Before the Court, Council sought several declarations. First, that Ralan had undertaken building and construction works in a manner inconsistent with the modified DA granted to Ralan. Second, that the private certifier had issued CCs relating to the development which were void and of no effect. Finally, that Ralan be required to undertake extensive rectification works in order to ensure greater conformity between the completed building and the DA.


The appeal accordingly raised the following issues:

  • Was Ralan responsible for any failure to carry out the development in accordance with the consent?
  • Were the plans and specifications approved by the CCs inconsistent with the consent and therefore the CCs contrary to cl145 of the Environmental Planning and Assessment Regulation (‘EPA Regulation’)?
  • If so, were the CCs void and had the development been carried on contrary to the DC in contravention of s76A(1)(b) of the Environmental Planning and Assesssment Act 1979 (‘EPA Act’)?


In a unanimous decision, the Court dismissed the appeal.

The Court held that although Ralan did not physically carry out the building works and had given no instruction that the building work should be carried out otherwise than in accordance with the consent, it had not played a purely passive role in the development like a mere lessor. Rather, Ralan had planned the project, engaged the contractors, retained a right to possession of the property and benefited from the completion of the project.

To this extent, the Court found that Sheahan J had been incorrect to rely on the fact that due to the interposition of Nolan and Bowers, Ralan had not been guilty of any ‘knowing involvement’ in any contravention that occurred, as this is not the test under s123 of the EPA Act.

Despite holding that the LEC’s decision could not stand in relation to the finding that the CCs were consistent with the DC and not issued in breach of cl 145(1) of the EPA Reg or s 109F(1)(a) of the EPA Act, it ultimately declined to make a ruling on whether the CCs were inconsistent with the DC.

The Court ruled that even if it had been established that the CCs were inconsistent with the DC, it would not have invalidated the CCs. Rather, the scheme of the EPA Act in conjunction with the Building Professionals Act 2005 is that the matter should be dealt with as a disciplinary matter relating to the accredited certifier.

The Court found that Sheahan J had approached the matter incorrectly because he made no findings as to the nature and extent of the variations, and he applied an incorrect test concerning cl145 of the EPA Reg, namely by considering the following irrelevant matters:

  • a certain amount of adjustment or reconfiguration was inevitable
  • the variations improved the external appearance of the building
  • Bowers had not deliberately ignored whether the changes warranted a modification application
  • the fundamentals of the development were unchanged.


Failure on the part of an accredited certifier to issue accurate CC’s becomes an issue that attracts personal disciplinary sanctions, rather than one which renders a CC void. As a consequence, developers are absolved from liability where they have relied in good faith on such certificates held out by a certifier to be lawfully issued.
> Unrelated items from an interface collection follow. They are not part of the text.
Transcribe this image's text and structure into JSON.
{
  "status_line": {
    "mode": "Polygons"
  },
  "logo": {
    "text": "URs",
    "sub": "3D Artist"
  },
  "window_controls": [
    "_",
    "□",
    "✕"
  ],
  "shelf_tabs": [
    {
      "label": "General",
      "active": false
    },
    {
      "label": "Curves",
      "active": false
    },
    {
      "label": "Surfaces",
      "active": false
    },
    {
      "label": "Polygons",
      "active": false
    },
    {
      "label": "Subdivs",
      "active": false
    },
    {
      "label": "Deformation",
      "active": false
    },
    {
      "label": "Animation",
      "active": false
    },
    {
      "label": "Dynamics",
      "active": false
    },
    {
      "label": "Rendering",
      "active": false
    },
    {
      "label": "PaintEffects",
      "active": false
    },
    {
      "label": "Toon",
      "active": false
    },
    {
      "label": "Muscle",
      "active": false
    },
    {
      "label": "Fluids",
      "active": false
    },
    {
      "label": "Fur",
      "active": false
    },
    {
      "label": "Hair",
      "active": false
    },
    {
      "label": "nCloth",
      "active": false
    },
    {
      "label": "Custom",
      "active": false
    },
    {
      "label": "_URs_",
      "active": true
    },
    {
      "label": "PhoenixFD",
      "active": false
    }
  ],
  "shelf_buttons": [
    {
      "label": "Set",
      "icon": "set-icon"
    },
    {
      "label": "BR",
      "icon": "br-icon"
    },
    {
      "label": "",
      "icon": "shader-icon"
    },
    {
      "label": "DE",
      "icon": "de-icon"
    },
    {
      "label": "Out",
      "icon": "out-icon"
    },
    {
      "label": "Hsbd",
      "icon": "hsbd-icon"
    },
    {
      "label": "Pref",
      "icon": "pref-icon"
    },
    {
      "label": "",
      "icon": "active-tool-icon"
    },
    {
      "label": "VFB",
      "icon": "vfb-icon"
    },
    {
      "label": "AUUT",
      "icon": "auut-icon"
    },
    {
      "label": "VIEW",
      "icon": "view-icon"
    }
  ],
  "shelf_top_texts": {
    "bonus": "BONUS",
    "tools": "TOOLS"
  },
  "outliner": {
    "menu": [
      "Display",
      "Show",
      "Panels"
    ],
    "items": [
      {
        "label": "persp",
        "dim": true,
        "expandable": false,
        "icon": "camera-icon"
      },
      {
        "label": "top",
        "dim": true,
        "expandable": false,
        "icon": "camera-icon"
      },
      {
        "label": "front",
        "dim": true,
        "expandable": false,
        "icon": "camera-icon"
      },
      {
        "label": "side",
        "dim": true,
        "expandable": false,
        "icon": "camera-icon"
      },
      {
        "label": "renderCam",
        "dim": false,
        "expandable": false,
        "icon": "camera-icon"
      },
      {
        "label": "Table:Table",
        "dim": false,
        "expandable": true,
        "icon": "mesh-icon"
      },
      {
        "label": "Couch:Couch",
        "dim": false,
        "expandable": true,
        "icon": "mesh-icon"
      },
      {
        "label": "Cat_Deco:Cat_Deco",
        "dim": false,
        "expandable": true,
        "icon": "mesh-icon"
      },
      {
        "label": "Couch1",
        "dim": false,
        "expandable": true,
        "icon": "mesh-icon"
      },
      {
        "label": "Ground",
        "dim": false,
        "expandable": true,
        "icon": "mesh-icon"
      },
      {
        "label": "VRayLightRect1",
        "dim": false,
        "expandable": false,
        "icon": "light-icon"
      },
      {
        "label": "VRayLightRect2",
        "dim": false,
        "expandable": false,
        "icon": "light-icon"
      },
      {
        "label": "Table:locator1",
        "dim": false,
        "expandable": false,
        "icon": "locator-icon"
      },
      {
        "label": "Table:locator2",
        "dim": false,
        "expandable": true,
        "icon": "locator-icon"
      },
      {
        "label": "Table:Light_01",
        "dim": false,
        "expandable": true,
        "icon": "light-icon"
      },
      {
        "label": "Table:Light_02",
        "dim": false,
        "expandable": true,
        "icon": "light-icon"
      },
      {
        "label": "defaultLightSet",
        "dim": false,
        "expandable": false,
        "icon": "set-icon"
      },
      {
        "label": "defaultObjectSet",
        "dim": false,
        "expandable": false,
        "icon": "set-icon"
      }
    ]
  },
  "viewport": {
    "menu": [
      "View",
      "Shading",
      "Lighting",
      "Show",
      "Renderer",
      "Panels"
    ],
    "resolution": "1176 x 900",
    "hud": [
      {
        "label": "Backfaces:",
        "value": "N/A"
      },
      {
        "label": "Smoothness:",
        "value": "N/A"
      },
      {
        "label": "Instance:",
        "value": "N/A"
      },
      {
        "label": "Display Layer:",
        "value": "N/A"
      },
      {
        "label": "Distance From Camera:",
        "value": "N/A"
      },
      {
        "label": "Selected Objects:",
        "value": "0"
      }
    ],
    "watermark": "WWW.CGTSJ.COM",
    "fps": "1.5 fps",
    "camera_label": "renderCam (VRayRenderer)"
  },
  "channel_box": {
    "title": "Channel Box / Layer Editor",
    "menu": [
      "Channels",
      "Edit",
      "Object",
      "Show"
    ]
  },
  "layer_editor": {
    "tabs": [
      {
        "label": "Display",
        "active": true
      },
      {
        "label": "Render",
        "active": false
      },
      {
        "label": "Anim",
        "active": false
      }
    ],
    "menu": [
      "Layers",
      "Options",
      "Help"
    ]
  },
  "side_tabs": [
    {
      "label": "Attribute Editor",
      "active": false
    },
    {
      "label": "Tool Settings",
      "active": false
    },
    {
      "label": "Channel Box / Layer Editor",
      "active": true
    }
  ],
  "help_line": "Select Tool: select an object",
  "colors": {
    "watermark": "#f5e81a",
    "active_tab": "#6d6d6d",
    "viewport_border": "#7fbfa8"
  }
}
Ultimately the public is concerned with the final built product. That the final built form of a development might substantially differ from that which has been approved via the DA process, yet the only remedy is a disciplinary one against the accredited certifier, is likely to be considered to be unsatisfactory. As such, we anticipate that an appeal the to the High Court on this decision is likely.